Talk to the Veterans Crisis Line now
U.S. flag
An official website of the United States government

VA Health Systems Research

Go to the VA ORD website
Go to the QUERI website

HSR&D Citation Abstract

Search | Search by Center | Search by Source | Keywords in Title

Opioid dose and risk of suicide.

Ilgen MA, Bohnert AS, Ganoczy D, Bair MJ, McCarthy JF, Blow FC. Opioid dose and risk of suicide. Pain. 2016 May 1; 157(5):1079-84.

Related HSR&D Project(s)

Dimensions for VA is a web-based tool available to VA staff that enables detailed searches of published research and research projects.

If you have VA-Intranet access, click here for more information

VA staff not currently on the VA network can access Dimensions by registering for an account using their VA email address.
   Search Dimensions for VA for this citation
* Don't have VA-internal network access or a VA email address? Try searching the free-to-the-public version of Dimensions

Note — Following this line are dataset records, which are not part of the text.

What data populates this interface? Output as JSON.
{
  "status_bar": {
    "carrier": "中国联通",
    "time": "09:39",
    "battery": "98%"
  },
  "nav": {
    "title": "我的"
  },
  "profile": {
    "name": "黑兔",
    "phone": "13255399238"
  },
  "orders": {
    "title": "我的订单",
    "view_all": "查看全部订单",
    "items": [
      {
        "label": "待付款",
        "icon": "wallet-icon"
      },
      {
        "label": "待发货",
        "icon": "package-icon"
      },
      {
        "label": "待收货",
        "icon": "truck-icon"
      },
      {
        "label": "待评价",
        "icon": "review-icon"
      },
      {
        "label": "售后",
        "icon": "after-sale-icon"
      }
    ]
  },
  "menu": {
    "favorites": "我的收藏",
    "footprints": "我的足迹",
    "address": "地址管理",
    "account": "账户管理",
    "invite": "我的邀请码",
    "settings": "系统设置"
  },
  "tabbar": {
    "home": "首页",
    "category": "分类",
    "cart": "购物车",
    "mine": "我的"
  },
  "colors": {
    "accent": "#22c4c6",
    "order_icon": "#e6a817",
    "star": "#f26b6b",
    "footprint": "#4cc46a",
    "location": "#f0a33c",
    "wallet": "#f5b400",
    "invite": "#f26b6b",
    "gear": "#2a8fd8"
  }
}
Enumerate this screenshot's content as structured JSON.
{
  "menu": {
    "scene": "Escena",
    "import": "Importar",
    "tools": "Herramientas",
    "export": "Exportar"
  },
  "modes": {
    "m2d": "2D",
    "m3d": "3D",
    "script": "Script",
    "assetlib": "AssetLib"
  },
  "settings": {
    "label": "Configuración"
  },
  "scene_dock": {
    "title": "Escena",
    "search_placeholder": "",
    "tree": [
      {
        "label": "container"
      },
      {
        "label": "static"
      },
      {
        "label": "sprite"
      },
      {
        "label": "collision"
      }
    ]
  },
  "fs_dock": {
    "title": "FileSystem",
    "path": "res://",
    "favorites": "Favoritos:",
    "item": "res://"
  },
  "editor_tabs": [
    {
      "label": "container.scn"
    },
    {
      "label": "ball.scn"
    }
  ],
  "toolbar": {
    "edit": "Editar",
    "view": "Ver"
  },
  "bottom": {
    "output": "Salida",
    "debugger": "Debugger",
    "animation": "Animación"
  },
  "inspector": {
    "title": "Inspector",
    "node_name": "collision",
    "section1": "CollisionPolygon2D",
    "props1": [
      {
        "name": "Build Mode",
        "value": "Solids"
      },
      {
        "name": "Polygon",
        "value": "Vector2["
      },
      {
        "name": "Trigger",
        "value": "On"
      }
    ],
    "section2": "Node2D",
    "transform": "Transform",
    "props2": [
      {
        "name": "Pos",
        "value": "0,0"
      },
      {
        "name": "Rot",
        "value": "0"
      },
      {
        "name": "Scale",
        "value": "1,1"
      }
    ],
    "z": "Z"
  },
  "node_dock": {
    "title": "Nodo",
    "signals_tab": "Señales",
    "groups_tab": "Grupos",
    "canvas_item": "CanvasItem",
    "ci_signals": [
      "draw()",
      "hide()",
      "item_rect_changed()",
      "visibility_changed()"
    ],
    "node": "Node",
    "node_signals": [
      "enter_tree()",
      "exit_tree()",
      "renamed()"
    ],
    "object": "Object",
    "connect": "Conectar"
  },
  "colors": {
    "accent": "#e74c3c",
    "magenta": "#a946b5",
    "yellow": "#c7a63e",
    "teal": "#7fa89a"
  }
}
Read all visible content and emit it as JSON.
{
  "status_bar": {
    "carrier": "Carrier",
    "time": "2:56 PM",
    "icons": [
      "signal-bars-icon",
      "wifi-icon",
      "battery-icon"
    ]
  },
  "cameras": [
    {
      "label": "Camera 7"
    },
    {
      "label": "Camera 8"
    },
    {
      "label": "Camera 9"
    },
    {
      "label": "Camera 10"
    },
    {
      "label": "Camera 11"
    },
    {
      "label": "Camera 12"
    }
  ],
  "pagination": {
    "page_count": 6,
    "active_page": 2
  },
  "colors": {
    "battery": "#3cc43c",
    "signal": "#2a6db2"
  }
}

Chronic pain is associated with increased risk of suicide, and opioids are commonly used to treat moderate to severe pain. However, the association between opioid dose and suicide mortality has not been examined closely. This retrospective data analysis described the risk of suicide associated with differing prescribed opioid doses. Data were from Veterans Affairs health care system treatment records and the National Death Index. Records analyzed were those of Veterans Affairs patients with chronic pain receiving opioids in fiscal years 2004 to 2005 (N = 123,946). Primary predictors were maximum prescribed morphine-equivalent daily opioid dose and opioid fill type. The main outcome measured was suicide death, by any mechanism, and intentional overdose death during 2004 to 2009. Controlling for demographic and clinical characteristics, higher prescribed opioid doses were associated with elevated suicide risk. Compared with those receiving = 20 milligrams/day (mg/d), hazard ratios were 1.48 (95% confidence intervals [CI], 1.25-1.75) for 20 to < 50 mg/d, 1.69 (95% CI, 1.33-2.14) for 50 to < 100 mg/d, and 2.15 (95% CI, 1.64-2.81) for 100+ mg/d. The magnitude of association between opioid dose and suicide by intentional overdose was not substantially different from that observed for the overall measure of suicide mortality. Risk of suicide mortality was greater among individuals receiving higher doses of opioids, and treatment providers may want to view high opioid dose as a marker of elevated risk for suicide. Additional research is needed on opioid use, pain treatment, and suicide.

Questions about the HSR website? Email the Web Team

Any health information on this website is strictly for informational purposes and is not intended as medical advice. It should not be used to diagnose or treat any condition.